“OSJ plans to verify the effectiveness of its own organic farming technologies using mycorrhizal fungi, other beneficial microbes, organic pesticides and organic fertilizer which promotes the growth of crops without causing soil exhaustion” Komori told the New Times.

According to the chief advisor of the project Professor Ishii, the project aims at developing a plan to disseminate locally adapted organic farming technologies, which meet the export standards based on the results of the verification and use of fungicides.

The project shall be implemented in Karongi District and Rwamagana District targeting middle-class farmers, low-income earners working in the plantation, low and middle income earners working in the macadamia nuts processing plant; for a period of four years from the day of the signing of the contract between OSJ and JICA.

Macadamia is excellent for use as a bakery ingredient, or to create economically priced retail snack packs. Its oil has one of the highest levels of mono unsaturated fats and contains no cholesterol.

It is also known as a rich source of energy because 100 g of nuts provide about 718 calories/100 g, which is one of the highest calorific values among nuts.

With the current two processing and exporting companies of macadamia; namely Rwanda Nut Company Ltd and Norlega Macadamia Rwanda Ltd, estimates indicate that in ten years the production from 5,000 ha will be providing more than 200 million USD per year.

Macadamia commonly known as ‘Gold nut’ was introduced in Rwanda in early 1980’s but its production has not been expanding.

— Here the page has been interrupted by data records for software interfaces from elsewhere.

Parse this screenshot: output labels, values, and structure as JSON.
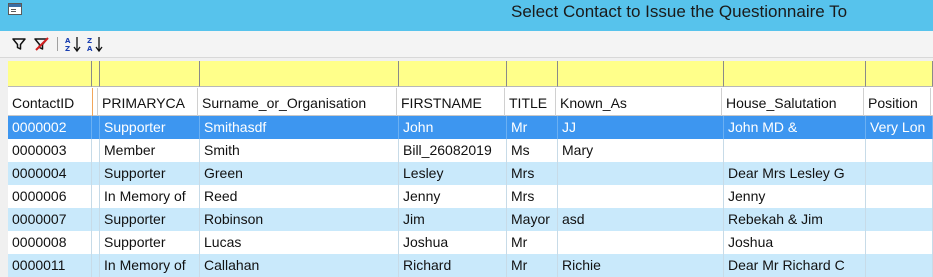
{
  "window": {
    "title": "Select Contact to Issue the Questionnaire To"
  },
  "toolbar": {
    "icons": [
      "filter-icon",
      "clear-filter-icon",
      "sort-ascending-icon",
      "sort-descending-icon"
    ]
  },
  "grid": {
    "columns": [
      "ContactID",
      "",
      "PRIMARYCA",
      "Surname_or_Organisation",
      "FIRSTNAME",
      "TITLE",
      "Known_As",
      "House_Salutation",
      "Position"
    ],
    "rows": [
      {
        "id": "0000002",
        "primary": "Supporter",
        "surname": "Smithasdf",
        "firstname": "John",
        "title": "Mr",
        "known_as": "JJ",
        "salutation": "John MD &",
        "position": "Very Lon"
      },
      {
        "id": "0000003",
        "primary": "Member",
        "surname": "Smith",
        "firstname": "Bill_26082019",
        "title": "Ms",
        "known_as": "Mary",
        "salutation": "",
        "position": ""
      },
      {
        "id": "0000004",
        "primary": "Supporter",
        "surname": "Green",
        "firstname": "Lesley",
        "title": "Mrs",
        "known_as": "",
        "salutation": "Dear Mrs Lesley G",
        "position": ""
      },
      {
        "id": "0000006",
        "primary": "In Memory of",
        "surname": "Reed",
        "firstname": "Jenny",
        "title": "Mrs",
        "known_as": "",
        "salutation": "Jenny",
        "position": ""
      },
      {
        "id": "0000007",
        "primary": "Supporter",
        "surname": "Robinson",
        "firstname": "Jim",
        "title": "Mayor",
        "known_as": "asd",
        "salutation": "Rebekah & Jim",
        "position": ""
      },
      {
        "id": "0000008",
        "primary": "Supporter",
        "surname": "Lucas",
        "firstname": "Joshua",
        "title": "Mr",
        "known_as": "",
        "salutation": "Joshua",
        "position": ""
      },
      {
        "id": "0000011",
        "primary": "In Memory of",
        "surname": "Callahan",
        "firstname": "Richard",
        "title": "Mr",
        "known_as": "Richie",
        "salutation": "Dear Mr Richard C",
        "position": ""
      }
    ],
    "selected_row_index": 0
  },
  "colors": {
    "titlebar": "#57c3ec",
    "filter_row": "#ffff8a",
    "selected_row": "#3d96f0",
    "alt_row": "#c9e9fb"
  }
}
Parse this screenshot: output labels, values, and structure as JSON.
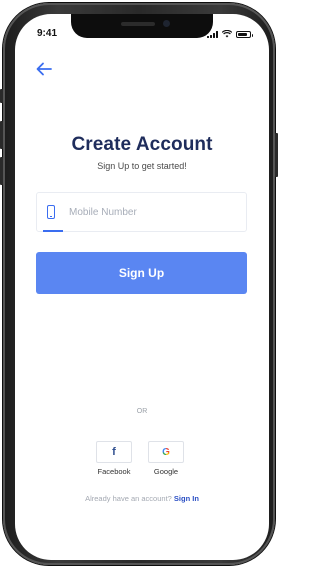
{
  "status_bar": {
    "time": "9:41",
    "battery_level": 0.85
  },
  "header": {
    "back_icon": "arrow-left-icon"
  },
  "main": {
    "title": "Create Account",
    "subtitle": "Sign Up to get started!",
    "mobile_field": {
      "icon": "mobile-phone-icon",
      "value": "",
      "placeholder": "Mobile Number"
    },
    "signup_label": "Sign Up",
    "or_label": "OR"
  },
  "social": [
    {
      "name": "Facebook",
      "glyph": "f",
      "icon": "facebook-icon"
    },
    {
      "name": "Google",
      "glyph": "G",
      "icon": "google-icon"
    }
  ],
  "footer": {
    "prompt": "Already have an account?",
    "signin_label": "Sign In"
  },
  "colors": {
    "accent": "#5a86f2",
    "title": "#1f2d5c",
    "link": "#2a4fc4",
    "icon": "#3a6df0"
  }
}
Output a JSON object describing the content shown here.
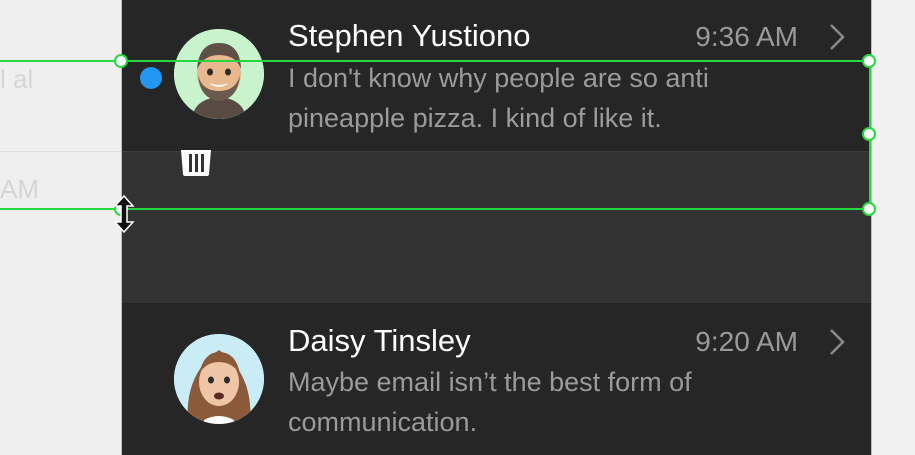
{
  "background": {
    "left_fragments": [
      "l al",
      "AM"
    ]
  },
  "messages": [
    {
      "name": "Stephen Yustiono",
      "time": "9:36 AM",
      "preview_line1": "I don't know why people are so anti",
      "preview_line2": "pineapple pizza. I kind of like it.",
      "unread": true,
      "avatar": "memoji-man-avatar"
    },
    {
      "name": "Daisy Tinsley",
      "time": "9:20 AM",
      "preview_line1": "Maybe email isn’t the best form of",
      "preview_line2": "communication.",
      "unread": false,
      "avatar": "memoji-woman-avatar"
    }
  ],
  "icons": {
    "unread": "unread-dot-icon",
    "chevron": "chevron-right-icon",
    "delete": "trash-icon",
    "cursor": "resize-vertical-cursor-icon"
  },
  "colors": {
    "unread_dot": "#2196f3",
    "selection": "#27d640",
    "row_bg": "#262626",
    "action_bg": "#333333"
  }
}
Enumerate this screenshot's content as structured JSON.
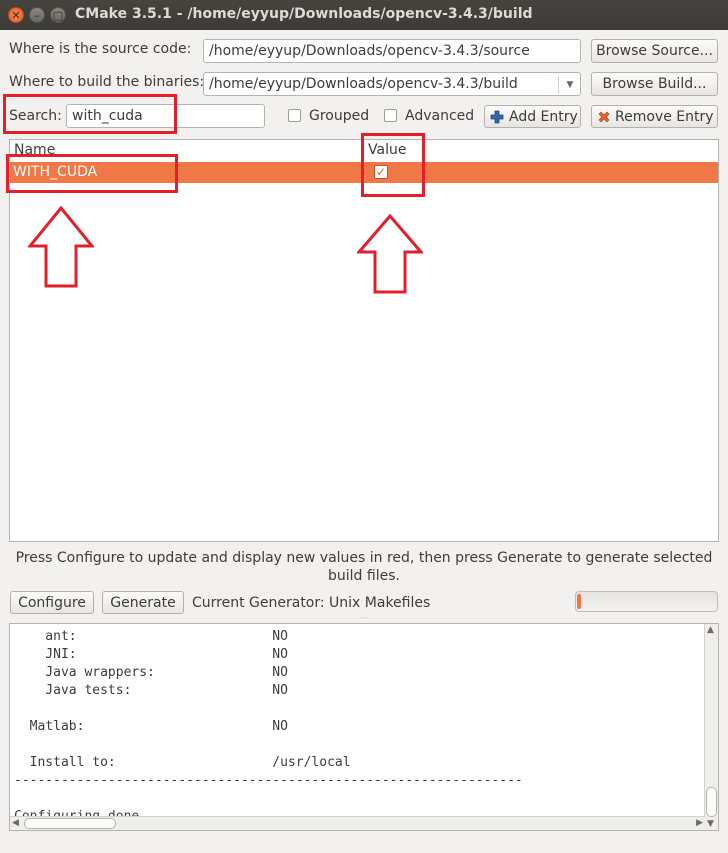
{
  "window": {
    "title": "CMake 3.5.1 - /home/eyyup/Downloads/opencv-3.4.3/build",
    "close_glyph": "✕",
    "min_glyph": "–",
    "max_glyph": "□"
  },
  "source": {
    "label": "Where is the source code:",
    "value": "/home/eyyup/Downloads/opencv-3.4.3/source",
    "browse_label": "Browse Source..."
  },
  "build": {
    "label": "Where to build the binaries:",
    "value": "/home/eyyup/Downloads/opencv-3.4.3/build",
    "browse_label": "Browse Build..."
  },
  "search": {
    "label": "Search:",
    "value": "with_cuda",
    "grouped_label": "Grouped",
    "grouped_checked": false,
    "advanced_label": "Advanced",
    "advanced_checked": false,
    "add_entry_label": "Add Entry",
    "remove_entry_label": "Remove Entry"
  },
  "table": {
    "columns": [
      "Name",
      "Value"
    ],
    "rows": [
      {
        "name": "WITH_CUDA",
        "value_checked": true,
        "check_glyph": "✓"
      }
    ]
  },
  "description": "Press Configure to update and display new values in red, then press Generate to generate selected build files.",
  "actions": {
    "configure_label": "Configure",
    "generate_label": "Generate",
    "generator_text": "Current Generator: Unix Makefiles",
    "progress": 0.02
  },
  "output": {
    "text": "    ant:                         NO\n    JNI:                         NO\n    Java wrappers:               NO\n    Java tests:                  NO\n\n  Matlab:                        NO\n\n  Install to:                    /usr/local\n-----------------------------------------------------------------\n\nConfiguring done"
  },
  "colors": {
    "selection": "#f07746",
    "annotation": "#e3202a"
  }
}
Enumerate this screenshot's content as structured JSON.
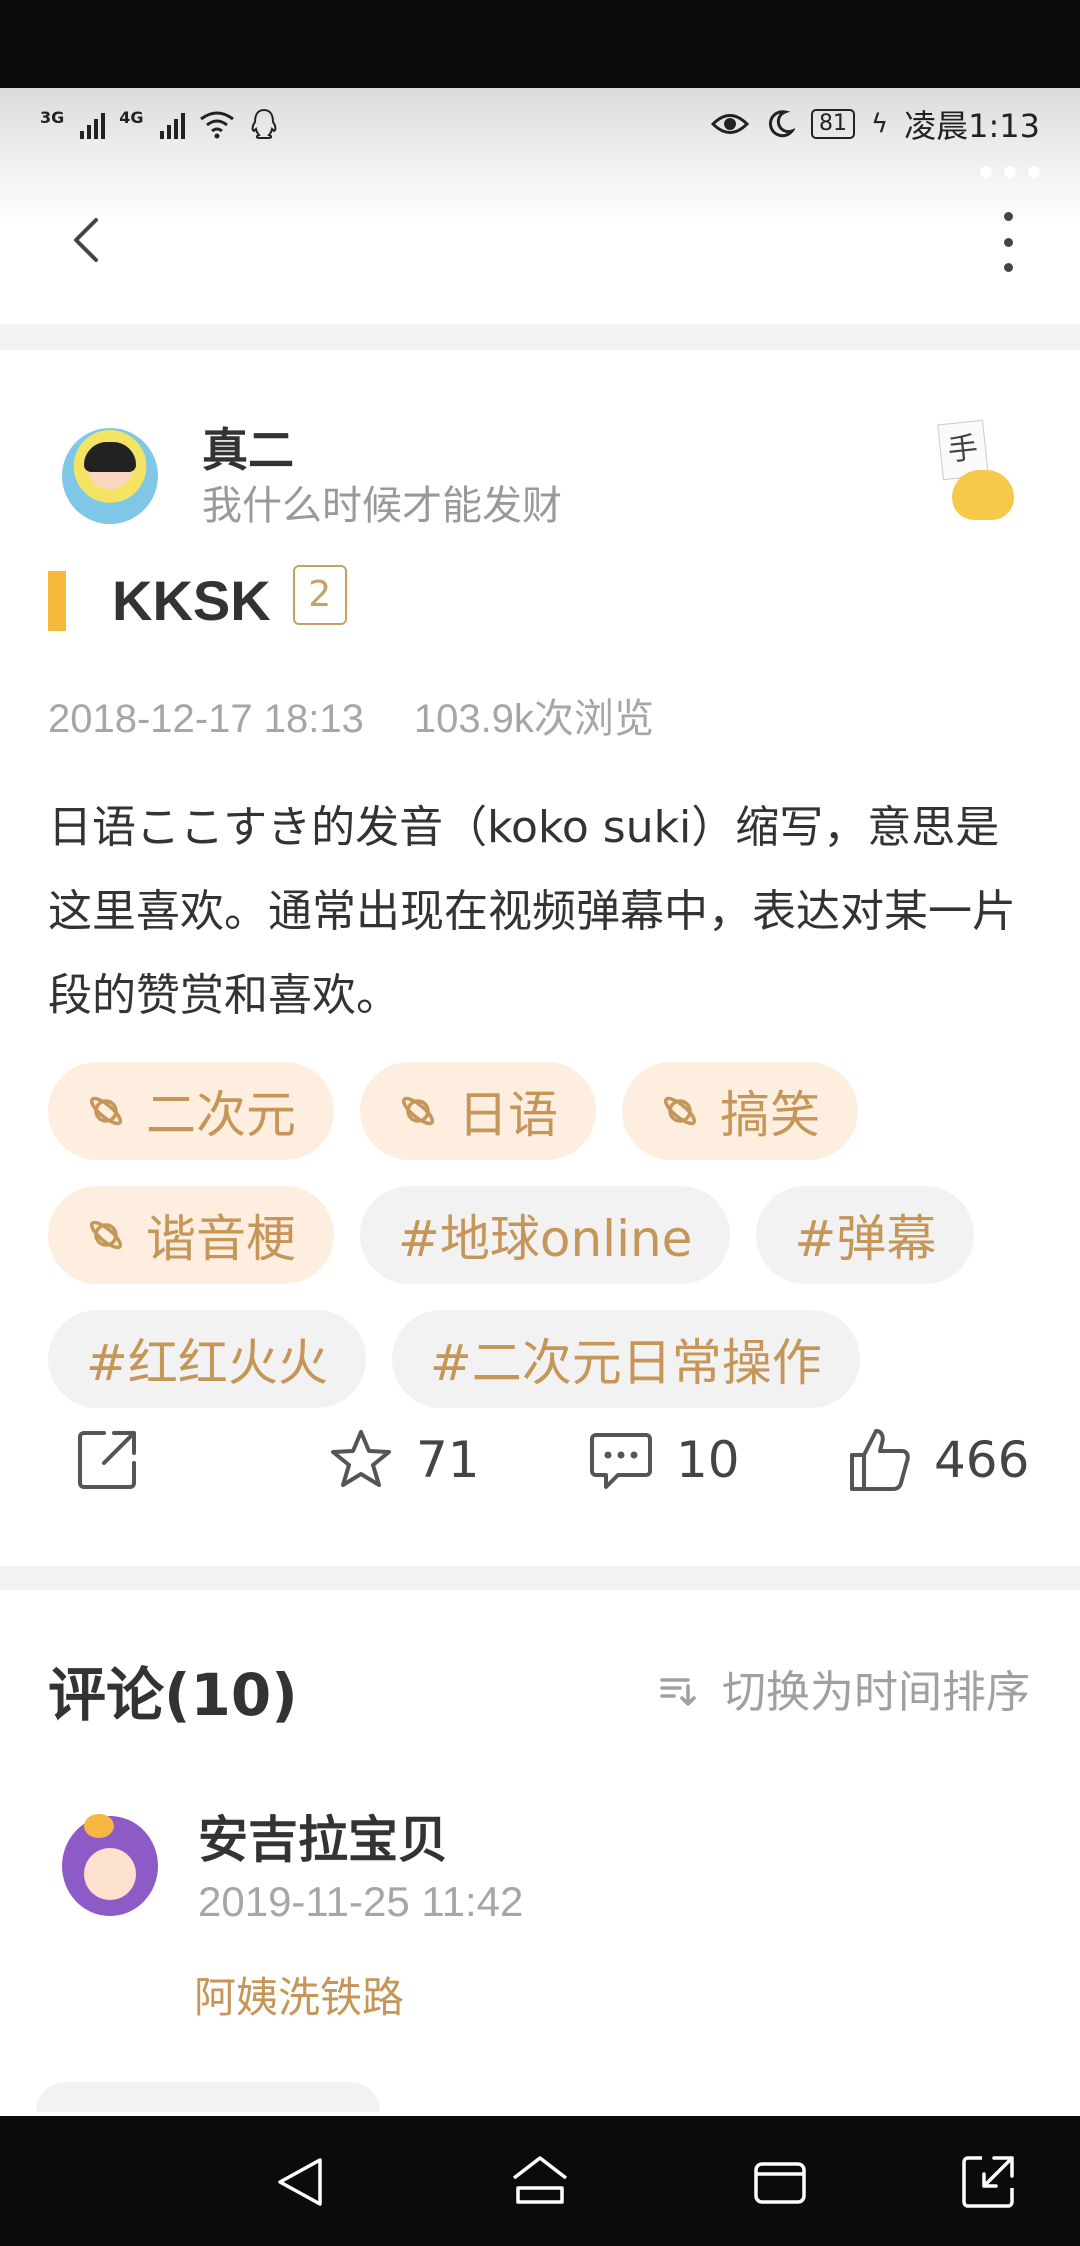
{
  "status_bar": {
    "net1": "3G",
    "net2": "4G",
    "battery": "81",
    "time": "凌晨1:13"
  },
  "post": {
    "author_name": "真二",
    "author_signature": "我什么时候才能发财",
    "badge_char": "手",
    "term": "KKSK",
    "term_count": "2",
    "date": "2018-12-17 18:13",
    "views": "103.9k次浏览",
    "description": "日语ここすき的发音（koko suki）缩写，意思是这里喜欢。通常出现在视频弹幕中，表达对某一片段的赞赏和喜欢。",
    "tags": [
      {
        "label": "二次元",
        "kind": "topic"
      },
      {
        "label": "日语",
        "kind": "topic"
      },
      {
        "label": "搞笑",
        "kind": "topic"
      },
      {
        "label": "谐音梗",
        "kind": "topic"
      },
      {
        "label": "#地球online",
        "kind": "hash"
      },
      {
        "label": "#弹幕",
        "kind": "hash"
      },
      {
        "label": "#红红火火",
        "kind": "hash"
      },
      {
        "label": "#二次元日常操作",
        "kind": "hash"
      }
    ],
    "actions": {
      "favorites": "71",
      "comments": "10",
      "likes": "466"
    }
  },
  "comments": {
    "header": "评论(10)",
    "sort_label": "切换为时间排序",
    "items": [
      {
        "name": "安吉拉宝贝",
        "time": "2019-11-25 11:42",
        "body": "阿姨洗铁路"
      }
    ]
  },
  "colors": {
    "accent_gold": "#c59658",
    "topic_tag_bg": "#fdeee0",
    "hash_tag_bg": "#f2f2f2",
    "term_bar": "#f6b93b"
  },
  "icons": [
    "back-icon",
    "more-icon",
    "share-icon",
    "star-icon",
    "comment-icon",
    "thumb-up-icon",
    "sort-icon",
    "planet-icon",
    "nav-back-icon",
    "nav-home-icon",
    "nav-recents-icon",
    "nav-expand-icon"
  ]
}
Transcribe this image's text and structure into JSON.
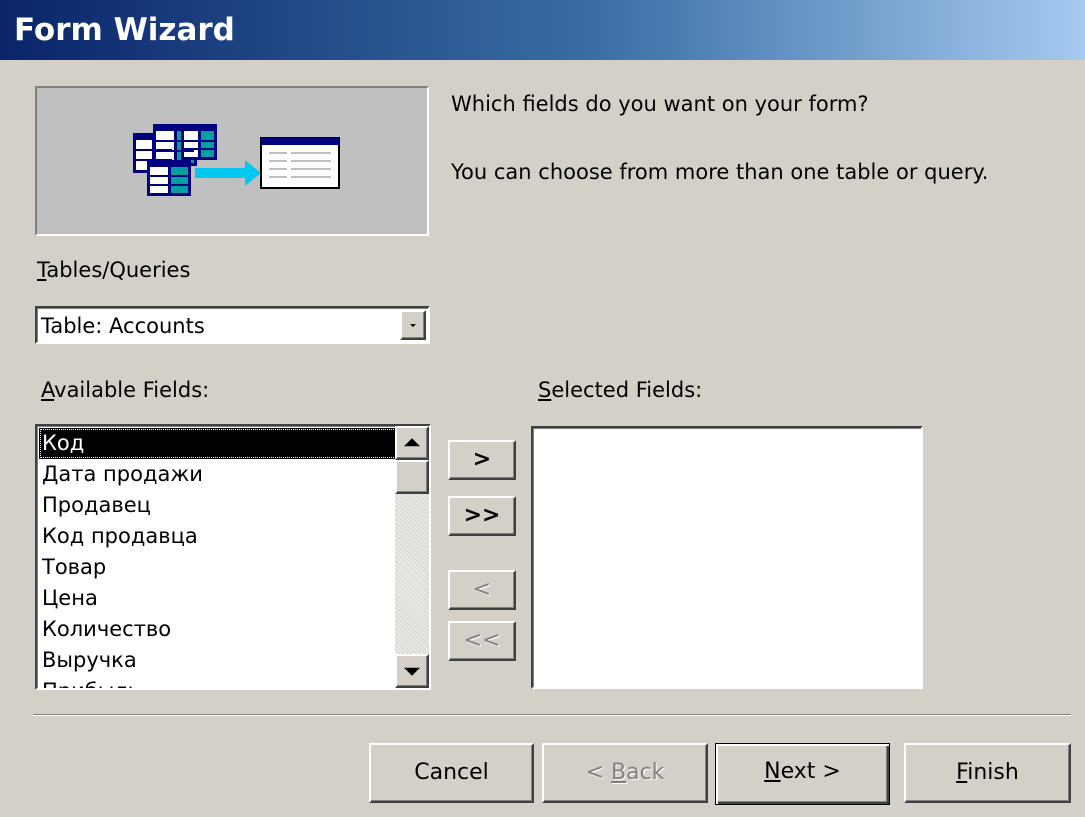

In 2011, a study for the feasibility of Macadamia Development and Processing showed that Rwanda has great potential and can financially benefit from growing this crop.